Carly Rae Jepsen is the current reigning queen of pop. Yet sadly, for many people she may only ever be thought of as little other than the "Call Me Maybe" girl - but for the enlightened, she is far greater, far more than just that. While I personally find her infamous hit single to be a fantastic pop song, at the time it was so overplayed that it got on a lot of people's nerves. Regardless, our collective wigs were snatched, nay, kidnapped, nay, sucked into an infinite black hole never to be seen again in 2015 when CRJ dropped E·MO·TION, an nearly-impeccable pop record that far surpasses her previous work and demonstrates palpable musical growth from her saccharine smash hit. E·MO·TION is in many ways an 80's pop throwback, but with pristine, creative, and detailed modern production that never regresses into generic EDM-ish schlock, and all the excellent hooks you'd expect in a pop album.

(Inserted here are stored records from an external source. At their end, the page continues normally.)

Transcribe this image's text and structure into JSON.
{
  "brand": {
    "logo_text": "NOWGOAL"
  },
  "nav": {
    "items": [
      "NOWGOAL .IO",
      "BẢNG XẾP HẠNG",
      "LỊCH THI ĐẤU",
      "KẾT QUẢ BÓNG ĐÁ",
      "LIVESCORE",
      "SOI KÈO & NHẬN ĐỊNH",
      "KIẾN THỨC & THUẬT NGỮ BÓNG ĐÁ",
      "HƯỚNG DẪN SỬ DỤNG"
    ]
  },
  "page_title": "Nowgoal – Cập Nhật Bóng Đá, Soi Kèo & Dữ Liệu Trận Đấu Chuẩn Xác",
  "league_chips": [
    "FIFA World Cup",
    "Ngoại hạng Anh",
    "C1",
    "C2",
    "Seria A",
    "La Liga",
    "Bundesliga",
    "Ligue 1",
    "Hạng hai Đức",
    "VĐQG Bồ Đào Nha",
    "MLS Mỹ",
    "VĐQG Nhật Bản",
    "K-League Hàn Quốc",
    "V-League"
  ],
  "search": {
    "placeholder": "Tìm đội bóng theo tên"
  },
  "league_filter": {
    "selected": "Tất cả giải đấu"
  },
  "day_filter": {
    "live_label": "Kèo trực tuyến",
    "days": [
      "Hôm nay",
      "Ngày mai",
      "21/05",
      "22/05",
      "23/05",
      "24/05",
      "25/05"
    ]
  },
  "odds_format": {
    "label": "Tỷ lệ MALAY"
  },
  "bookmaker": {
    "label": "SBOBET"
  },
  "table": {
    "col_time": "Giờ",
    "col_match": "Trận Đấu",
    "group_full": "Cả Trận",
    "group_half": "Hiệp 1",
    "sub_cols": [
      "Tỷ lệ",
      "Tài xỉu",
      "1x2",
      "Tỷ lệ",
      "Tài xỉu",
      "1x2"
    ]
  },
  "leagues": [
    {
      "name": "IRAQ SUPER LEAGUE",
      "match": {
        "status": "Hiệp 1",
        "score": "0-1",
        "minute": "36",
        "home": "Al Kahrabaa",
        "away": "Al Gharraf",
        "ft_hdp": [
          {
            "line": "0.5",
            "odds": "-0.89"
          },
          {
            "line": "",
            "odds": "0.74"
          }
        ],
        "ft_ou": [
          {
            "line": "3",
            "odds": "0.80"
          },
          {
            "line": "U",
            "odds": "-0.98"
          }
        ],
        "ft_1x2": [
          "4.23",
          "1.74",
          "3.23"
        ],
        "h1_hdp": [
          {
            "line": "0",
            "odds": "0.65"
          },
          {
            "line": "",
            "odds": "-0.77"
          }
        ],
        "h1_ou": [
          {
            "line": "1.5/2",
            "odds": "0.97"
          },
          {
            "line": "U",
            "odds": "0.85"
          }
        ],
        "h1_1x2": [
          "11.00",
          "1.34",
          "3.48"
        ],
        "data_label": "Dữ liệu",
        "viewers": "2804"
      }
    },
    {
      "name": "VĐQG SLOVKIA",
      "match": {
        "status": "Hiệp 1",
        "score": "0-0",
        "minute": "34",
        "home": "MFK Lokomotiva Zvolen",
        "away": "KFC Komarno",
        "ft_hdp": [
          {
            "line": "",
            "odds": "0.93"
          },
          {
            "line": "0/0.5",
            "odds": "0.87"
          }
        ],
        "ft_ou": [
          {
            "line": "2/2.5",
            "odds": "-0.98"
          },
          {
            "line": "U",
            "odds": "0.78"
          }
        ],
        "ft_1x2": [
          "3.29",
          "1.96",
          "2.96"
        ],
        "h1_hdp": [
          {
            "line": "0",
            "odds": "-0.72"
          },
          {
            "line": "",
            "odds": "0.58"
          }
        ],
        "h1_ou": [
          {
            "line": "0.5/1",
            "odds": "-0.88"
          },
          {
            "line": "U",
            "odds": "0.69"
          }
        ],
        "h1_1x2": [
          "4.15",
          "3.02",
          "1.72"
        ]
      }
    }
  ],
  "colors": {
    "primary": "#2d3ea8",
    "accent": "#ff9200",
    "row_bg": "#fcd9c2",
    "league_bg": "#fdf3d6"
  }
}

"Boy Problems" is one of the highlights of the album, drawing you in with atmospheric, vintage-sounding synths before dropping an absolutely obese groove on your head. The combination of the slick slap bass groove and tight drums gives the song a funky, disco-esque vibe almost reminiscent of french house. Carly sings about having to choose between her lover, who she still wants to hold out hope for even with the relationship's flaws clearly apparent, and her best friend who hears her complain about her "boy problems" all the time, and tries to encourage her to just cut it off and focus on her own life rather than some boy. It's all delivered with such sweet and catchy melodies with all sorts of additional layers of harmonizing vocals added as the song progresses. It's really a perfect pop song. That's all there is to it.
So first of all, let's talk about that incredible bassline. While maybe not quite as fun to play as it is to listen to, it's still a pretty damn nice chart, with syncopated percussive slaps in between the prominent chord pops. Every once in a while, it'll throw in a quick run of HOPOs to keep your on your toes. There's not really much else to say, it's just a cool ass part.
The vocal part, and it's unendingly addictive melodies, will likely be one of the main draws to this song, and it can be surprisingly tricky with the quick note changes and little slides in the verse and pre-chorus. The bridge, as bridges tend to do, makes a nice curveball after the second time round through the chorus, and the outro of the song basically takes the chorus melody and accelerates it. The harmonies are also especially great in this song - sometimes they harmonize above the lead melody, other times they provide call-and-response parts, backing oohs, extra "oh"s and what-not here and there, and of course that wonderful "na na na na na!" Theres a lot of variety to be found, and even if a familiar section Carly might just throw in a random change-up here and there to spice things up.
The drum part here is largely centric around a hi-hat dance groove, playing quarters in the verses but 8ths in the chorus. Things are made a bit more interesting with the occasional syncopated kicks in lockstep with the bass slaps, the extra 16th notes in the latter half of the chorus, and the hi-hat/snare fills everty once in a while.
The keys chart in this song is largely comprised of sustained synth pad chords, so it's not exactly the most fun chart to play in the world, but there's a few little quirks like the quick leading notes in the chorus, and the arpeggios in the bridge..
As for guitar, I wouldn't blame you for not even realizing this song has any - but it does, playing a little two note riff in the pre-chorus and then breaking into funky chords in the chorus, making for a surprisingly interesting chart. Oh, it also plays on that iconic "da da duuuuun" bit that I haven't found a place to mention until now.